Warner Music chief 'very pleased' with Spotify's U.S. launch
Warner Music Group's chief executive, Edgar Bronfman Jr., who once stated that free streaming services were "clearly not (a) net positive for the industry," on Thursday said he was "very pleased" with Spotify's U.S. launch in July.
The Swedish music service garnered more than 10 million users in Europe, the vast majority of whom don't pay, prior to launching in the U.S. last month in a much anticipated arrival.
Only 1.6 million users pay for Spotify's premium service, which lets them use the service on mobile devices and home audio systems such as Sonos. The vast majority of Spotify's users in Europe don't pay, costing the company money each time they listen to a song. And until recently, labels such as Warner weren't happy with the number of free users, either, because they bring in less revenue for music rights holders than those who pay.
Bronfman, in a conference call with Wall Street analysts to discuss Warner's third-quarter financials, said he was happy with Spotify's recent efforts to induce its free users into the premium service.
He predicted that Spotify, which is currently paying more money for music royalties than it makes in subscriptions and advertising, would be profitable if it can continue to induce its free users to spring for the premium service.
"The kinds of levels that Spotify is currently achieving in Europe is also extremely encouraging," Bronfman said. "If that keeps up, they will be a very profitable business themselves."
Warner, three other major record labels and an independent label own a little over 17% of Spotify.
Bronfman's remarks came as Warner reported its first quarterly results after completing its $3.3-billion purchase by Access Industries on July 20. Although privately owned by Access, Warner continues to report its financials because it still has to pay off publicly held bonds.
The New York record company posted a 5% uptick in revenue, to $686 million, in its third quarter ended June 30 as growth in international sales offset a decline in the U.S., where Warner lost market share. It lost $46 million, or 30 cents a share, in the quarter, down from a $55-million loss, or 37 cents a share, a year earlier.
It ended the quarter with $290 million in cash, down from $439 million a year ago. The company, however, warned that that figure has since declined because it had to dip into its cash pile in order to pay for expenses associated with its deal with Access.

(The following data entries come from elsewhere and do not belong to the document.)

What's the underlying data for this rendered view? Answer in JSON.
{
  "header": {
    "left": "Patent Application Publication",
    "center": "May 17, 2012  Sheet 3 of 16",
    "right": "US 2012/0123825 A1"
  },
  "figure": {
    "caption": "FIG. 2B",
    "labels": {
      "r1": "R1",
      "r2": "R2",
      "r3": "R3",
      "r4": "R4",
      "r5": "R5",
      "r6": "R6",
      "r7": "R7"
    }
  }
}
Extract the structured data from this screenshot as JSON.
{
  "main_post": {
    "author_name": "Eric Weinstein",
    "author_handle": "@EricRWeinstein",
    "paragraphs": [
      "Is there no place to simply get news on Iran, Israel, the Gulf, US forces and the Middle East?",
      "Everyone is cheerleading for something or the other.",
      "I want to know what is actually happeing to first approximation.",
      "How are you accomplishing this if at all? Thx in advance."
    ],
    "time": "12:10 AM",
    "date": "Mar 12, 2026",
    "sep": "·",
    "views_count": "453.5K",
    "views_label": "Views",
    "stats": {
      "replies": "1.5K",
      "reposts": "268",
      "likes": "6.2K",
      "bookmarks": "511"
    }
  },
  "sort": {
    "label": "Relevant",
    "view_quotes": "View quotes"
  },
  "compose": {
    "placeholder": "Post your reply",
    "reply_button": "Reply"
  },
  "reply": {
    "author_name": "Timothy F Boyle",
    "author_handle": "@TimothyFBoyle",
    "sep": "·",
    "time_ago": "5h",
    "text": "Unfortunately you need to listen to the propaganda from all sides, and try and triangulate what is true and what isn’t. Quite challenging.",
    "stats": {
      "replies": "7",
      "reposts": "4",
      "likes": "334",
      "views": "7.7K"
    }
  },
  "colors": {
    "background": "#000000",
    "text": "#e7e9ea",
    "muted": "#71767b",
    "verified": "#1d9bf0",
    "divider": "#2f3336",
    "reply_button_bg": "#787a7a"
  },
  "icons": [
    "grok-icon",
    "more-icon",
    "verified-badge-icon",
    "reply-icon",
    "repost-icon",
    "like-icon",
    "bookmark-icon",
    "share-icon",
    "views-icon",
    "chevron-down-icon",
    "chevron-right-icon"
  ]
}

Company executives did not address how it would finance a possible purchase of EMI Group, which has been put up for sale by Citigroup. Warner is among four music companies said to be interested in buying EMI, which could fetch more than $2 billion in a sale.
-- Alex Pham
Photo: Edgar Bronfman Jr. Credit: Mark Lennihan / Associated Press